**Provided data:**
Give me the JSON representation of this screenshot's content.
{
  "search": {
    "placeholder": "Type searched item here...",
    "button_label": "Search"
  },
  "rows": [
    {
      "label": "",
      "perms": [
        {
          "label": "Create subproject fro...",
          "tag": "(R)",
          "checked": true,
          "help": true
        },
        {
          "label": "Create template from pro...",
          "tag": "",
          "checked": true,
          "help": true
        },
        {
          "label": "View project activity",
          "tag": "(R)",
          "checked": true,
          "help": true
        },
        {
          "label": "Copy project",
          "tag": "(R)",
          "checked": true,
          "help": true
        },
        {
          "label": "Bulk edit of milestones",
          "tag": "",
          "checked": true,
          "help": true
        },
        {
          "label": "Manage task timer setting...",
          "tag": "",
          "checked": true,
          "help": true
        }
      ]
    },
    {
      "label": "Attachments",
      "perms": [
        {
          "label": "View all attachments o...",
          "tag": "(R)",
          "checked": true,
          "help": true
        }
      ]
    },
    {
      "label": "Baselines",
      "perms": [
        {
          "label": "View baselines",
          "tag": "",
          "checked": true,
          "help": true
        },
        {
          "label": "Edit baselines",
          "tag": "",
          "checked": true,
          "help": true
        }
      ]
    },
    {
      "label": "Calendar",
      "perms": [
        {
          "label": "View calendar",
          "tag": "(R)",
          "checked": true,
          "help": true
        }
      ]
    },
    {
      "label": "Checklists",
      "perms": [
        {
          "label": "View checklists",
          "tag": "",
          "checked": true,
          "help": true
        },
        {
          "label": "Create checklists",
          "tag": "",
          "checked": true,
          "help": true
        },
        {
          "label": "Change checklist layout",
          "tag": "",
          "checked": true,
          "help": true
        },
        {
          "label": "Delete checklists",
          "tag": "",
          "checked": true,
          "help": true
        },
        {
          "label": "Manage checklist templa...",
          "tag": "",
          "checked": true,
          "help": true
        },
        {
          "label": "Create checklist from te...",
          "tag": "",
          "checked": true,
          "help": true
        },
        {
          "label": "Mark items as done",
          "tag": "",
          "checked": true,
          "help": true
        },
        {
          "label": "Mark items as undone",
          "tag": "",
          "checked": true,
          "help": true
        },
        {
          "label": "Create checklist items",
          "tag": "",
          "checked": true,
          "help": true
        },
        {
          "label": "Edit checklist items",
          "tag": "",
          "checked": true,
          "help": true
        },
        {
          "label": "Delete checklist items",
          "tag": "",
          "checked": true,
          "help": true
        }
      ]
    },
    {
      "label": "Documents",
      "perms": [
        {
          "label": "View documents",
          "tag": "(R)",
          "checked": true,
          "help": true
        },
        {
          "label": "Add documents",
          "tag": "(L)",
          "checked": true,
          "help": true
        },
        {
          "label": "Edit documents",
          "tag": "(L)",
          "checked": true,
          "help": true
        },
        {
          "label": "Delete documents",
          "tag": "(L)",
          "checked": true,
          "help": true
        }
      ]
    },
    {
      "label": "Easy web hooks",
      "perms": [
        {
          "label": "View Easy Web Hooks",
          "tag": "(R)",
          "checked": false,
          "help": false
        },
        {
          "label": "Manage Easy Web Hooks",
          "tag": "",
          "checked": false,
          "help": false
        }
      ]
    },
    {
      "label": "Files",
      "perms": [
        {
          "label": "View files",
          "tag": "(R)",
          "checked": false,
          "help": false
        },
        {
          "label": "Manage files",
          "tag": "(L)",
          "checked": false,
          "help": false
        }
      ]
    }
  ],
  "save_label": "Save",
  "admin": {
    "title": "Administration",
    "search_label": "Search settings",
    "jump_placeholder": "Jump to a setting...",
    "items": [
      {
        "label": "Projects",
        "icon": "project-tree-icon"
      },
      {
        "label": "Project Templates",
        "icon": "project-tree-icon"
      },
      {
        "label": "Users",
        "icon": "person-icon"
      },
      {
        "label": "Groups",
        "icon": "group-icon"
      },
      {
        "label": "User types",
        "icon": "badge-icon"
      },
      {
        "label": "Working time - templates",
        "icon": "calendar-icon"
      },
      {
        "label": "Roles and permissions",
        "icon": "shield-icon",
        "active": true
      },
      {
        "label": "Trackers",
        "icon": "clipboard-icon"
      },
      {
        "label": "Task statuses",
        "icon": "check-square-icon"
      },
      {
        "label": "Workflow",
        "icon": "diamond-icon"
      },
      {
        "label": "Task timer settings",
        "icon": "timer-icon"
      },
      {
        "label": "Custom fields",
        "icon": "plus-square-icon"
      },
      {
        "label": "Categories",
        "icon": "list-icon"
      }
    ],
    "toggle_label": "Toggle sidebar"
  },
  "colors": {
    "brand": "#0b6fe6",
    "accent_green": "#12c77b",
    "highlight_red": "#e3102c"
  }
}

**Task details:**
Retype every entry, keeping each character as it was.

**Result of this task:**
Give me the JSON representation of this screenshot's content.
{
  "search": {
    "placeholder": "Type searched item here...",
    "button_label": "Search"
  },
  "rows": [
    {
      "label": "",
      "perms": [
        {
          "label": "Create subproject fro...",
          "tag": "(R)",
          "checked": true,
          "help": true
        },
        {
          "label": "Create template from pro...",
          "tag": "",
          "checked": true,
          "help": true
        },
        {
          "label": "View project activity",
          "tag": "(R)",
          "checked": true,
          "help": true
        },
        {
          "label": "Copy project",
          "tag": "(R)",
          "checked": true,
          "help": true
        },
        {
          "label": "Bulk edit of milestones",
          "tag": "",
          "checked": true,
          "help": true
        },
        {
          "label": "Manage task timer setting...",
          "tag": "",
          "checked": true,
          "help": true
        }
      ]
    },
    {
      "label": "Attachments",
      "perms": [
        {
          "label": "View all attachments o...",
          "tag": "(R)",
          "checked": true,
          "help": true
        }
      ]
    },
    {
      "label": "Baselines",
      "perms": [
        {
          "label": "View baselines",
          "tag": "",
          "checked": true,
          "help": true
        },
        {
          "label": "Edit baselines",
          "tag": "",
          "checked": true,
          "help": true
        }
      ]
    },
    {
      "label": "Calendar",
      "perms": [
        {
          "label": "View calendar",
          "tag": "(R)",
          "checked": true,
          "help": true
        }
      ]
    },
    {
      "label": "Checklists",
      "perms": [
        {
          "label": "View checklists",
          "tag": "",
          "checked": true,
          "help": true
        },
        {
          "label": "Create checklists",
          "tag": "",
          "checked": true,
          "help": true
        },
        {
          "label": "Change checklist layout",
          "tag": "",
          "checked": true,
          "help": true
        },
        {
          "label": "Delete checklists",
          "tag": "",
          "checked": true,
          "help": true
        },
        {
          "label": "Manage checklist templa...",
          "tag": "",
          "checked": true,
          "help": true
        },
        {
          "label": "Create checklist from te...",
          "tag": "",
          "checked": true,
          "help": true
        },
        {
          "label": "Mark items as done",
          "tag": "",
          "checked": true,
          "help": true
        },
        {
          "label": "Mark items as undone",
          "tag": "",
          "checked": true,
          "help": true
        },
        {
          "label": "Create checklist items",
          "tag": "",
          "checked": true,
          "help": true
        },
        {
          "label": "Edit checklist items",
          "tag": "",
          "checked": true,
          "help": true
        },
        {
          "label": "Delete checklist items",
          "tag": "",
          "checked": true,
          "help": true
        }
      ]
    },
    {
      "label": "Documents",
      "perms": [
        {
          "label": "View documents",
          "tag": "(R)",
          "checked": true,
          "help": true
        },
        {
          "label": "Add documents",
          "tag": "(L)",
          "checked": true,
          "help": true
        },
        {
          "label": "Edit documents",
          "tag": "(L)",
          "checked": true,
          "help": true
        },
        {
          "label": "Delete documents",
          "tag": "(L)",
          "checked": true,
          "help": true
        }
      ]
    },
    {
      "label": "Easy web hooks",
      "perms": [
        {
          "label": "View Easy Web Hooks",
          "tag": "(R)",
          "checked": false,
          "help": false
        },
        {
          "label": "Manage Easy Web Hooks",
          "tag": "",
          "checked": false,
          "help": false
        }
      ]
    },
    {
      "label": "Files",
      "perms": [
        {
          "label": "View files",
          "tag": "(R)",
          "checked": false,
          "help": false
        },
        {
          "label": "Manage files",
          "tag": "(L)",
          "checked": false,
          "help": false
        }
      ]
    }
  ],
  "save_label": "Save",
  "admin": {
    "title": "Administration",
    "search_label": "Search settings",
    "jump_placeholder": "Jump to a setting...",
    "items": [
      {
        "label": "Projects",
        "icon": "project-tree-icon"
      },
      {
        "label": "Project Templates",
        "icon": "project-tree-icon"
      },
      {
        "label": "Users",
        "icon": "person-icon"
      },
      {
        "label": "Groups",
        "icon": "group-icon"
      },
      {
        "label": "User types",
        "icon": "badge-icon"
      },
      {
        "label": "Working time - templates",
        "icon": "calendar-icon"
      },
      {
        "label": "Roles and permissions",
        "icon": "shield-icon",
        "active": true
      },
      {
        "label": "Trackers",
        "icon": "clipboard-icon"
      },
      {
        "label": "Task statuses",
        "icon": "check-square-icon"
      },
      {
        "label": "Workflow",
        "icon": "diamond-icon"
      },
      {
        "label": "Task timer settings",
        "icon": "timer-icon"
      },
      {
        "label": "Custom fields",
        "icon": "plus-square-icon"
      },
      {
        "label": "Categories",
        "icon": "list-icon"
      }
    ],
    "toggle_label": "Toggle sidebar"
  },
  "colors": {
    "brand": "#0b6fe6",
    "accent_green": "#12c77b",
    "highlight_red": "#e3102c"
  }
}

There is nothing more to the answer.